IGU President, Madam Li Yalan stressed:
The energy crisis reminded the world that only when energy is affordable and secure can it become truly sustainable. So many developing countries in AsiaAfrica, and South America, will continue to need more gas to fuel the economy, to reduce air pollution and emissions. It is clear, to build sustainable and affordable energy systems for all, gas investments are urgently needed alongside more renewables.

LNG has been critical to navigate through the crisis, offsetting the shortage and keeping the lights on in Europe, yet global supply shortage and exceptionally high prices left some countries in Asia in the dark. In 2022, Europe’s LNG imports surged by 69% to reach 169 bcm, amidst a tightly supplied global market. To restore the global LNG security of supply, the current shortfall needs addressing. Despite recent optimism, the investment growth is occurring on the back of a prolonged low-investment period, and the total level and off-take agreements are still short to produce sufficient supply.  In the period between 2014 and 2020, gas supply development investments dropped by 58%, and only started to marginally recover in 2021.

Analysis of future potential trajectories of global gas market fundamentals towards 2030 illustrates that continued investments in natural gas value chain are needed to cope with global demand and likely growth in some regions.   International energy outlooks project a wide range of scenarios for the supply and demand of gas to 2030 and beyond.

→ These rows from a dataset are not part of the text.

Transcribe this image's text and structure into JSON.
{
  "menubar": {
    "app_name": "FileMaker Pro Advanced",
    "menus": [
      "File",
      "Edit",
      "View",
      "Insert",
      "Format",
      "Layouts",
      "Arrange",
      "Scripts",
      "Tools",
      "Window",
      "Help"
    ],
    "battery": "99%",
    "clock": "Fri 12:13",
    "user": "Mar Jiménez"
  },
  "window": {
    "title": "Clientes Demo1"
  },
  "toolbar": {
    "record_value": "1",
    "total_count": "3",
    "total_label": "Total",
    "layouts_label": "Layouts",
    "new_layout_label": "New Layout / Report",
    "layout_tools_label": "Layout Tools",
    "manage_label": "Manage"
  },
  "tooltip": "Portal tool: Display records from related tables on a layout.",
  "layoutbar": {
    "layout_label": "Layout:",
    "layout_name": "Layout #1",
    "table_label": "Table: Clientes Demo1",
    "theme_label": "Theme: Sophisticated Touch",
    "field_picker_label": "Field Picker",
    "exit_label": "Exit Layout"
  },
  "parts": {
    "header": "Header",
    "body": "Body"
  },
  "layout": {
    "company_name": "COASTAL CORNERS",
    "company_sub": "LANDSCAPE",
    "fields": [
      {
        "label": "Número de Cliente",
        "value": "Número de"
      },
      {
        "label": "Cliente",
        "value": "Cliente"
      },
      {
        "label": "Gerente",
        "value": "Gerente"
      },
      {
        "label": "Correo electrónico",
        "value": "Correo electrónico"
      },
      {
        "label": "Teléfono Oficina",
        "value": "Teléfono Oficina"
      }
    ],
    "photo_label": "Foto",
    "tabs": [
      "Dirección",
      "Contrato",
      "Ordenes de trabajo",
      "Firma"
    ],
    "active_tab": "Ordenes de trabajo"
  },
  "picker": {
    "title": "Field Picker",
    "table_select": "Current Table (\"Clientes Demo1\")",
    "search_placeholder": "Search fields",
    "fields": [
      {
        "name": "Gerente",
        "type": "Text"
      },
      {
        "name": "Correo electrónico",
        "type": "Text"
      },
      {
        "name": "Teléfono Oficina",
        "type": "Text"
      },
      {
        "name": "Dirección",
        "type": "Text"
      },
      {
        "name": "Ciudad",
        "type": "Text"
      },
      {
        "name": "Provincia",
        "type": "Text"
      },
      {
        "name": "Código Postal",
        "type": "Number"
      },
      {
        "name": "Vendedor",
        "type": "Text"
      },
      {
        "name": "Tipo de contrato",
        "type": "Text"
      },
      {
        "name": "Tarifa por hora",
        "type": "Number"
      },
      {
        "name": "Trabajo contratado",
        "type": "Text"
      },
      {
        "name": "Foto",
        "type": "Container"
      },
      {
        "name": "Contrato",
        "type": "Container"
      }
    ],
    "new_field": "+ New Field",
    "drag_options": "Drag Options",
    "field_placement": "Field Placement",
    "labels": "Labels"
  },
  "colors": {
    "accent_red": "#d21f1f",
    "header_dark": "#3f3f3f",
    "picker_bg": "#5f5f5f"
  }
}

The most aggressive 1.5-degree decarbonisation scenarios project reduced global energy demand with high rates of technology and behavioural change and are subject to extremely high uncertainty, especially in the short to medium term. The current pipeline of natural gas and low carbon gases projects will not satisfy many of the possible demand outlooks.  Without further investment, the current existing and approved gas production level is expected to reach roughly 4,100 bcm in 2023, declining to 3,100 bcm in 2030 and further to just under 1,000 bcm in 2050, due to asset maturation and natural decline.  At the end of 2022, the global supply capacity of low carbon hydrogen stood at 3.2 million tonnes per annum and biomethane stood close to 7 bcm, which is orders of magnitude lower than most 2030 targets.

Total global energy CO2 emissions in 2022 reached another record with a 1.1% yearly growth.   High gas prices led to gas-to-coal switching and an all-time high in emissions from coal, reaching about 16.8 giga-tonnes of CO2e. 2022 and 2023 continued the decade-long trend with coal having a 40% share of global power sector emissions, while the global economic engines and major energy consumers like China and India increased their coal usage and approved new coal plants to mitigate energy security risks. In the first half of 2023, lower gas prices, nuclear recovery, and power production from renewable energy sources have reduced coal consumption and emissions, especially in Europe.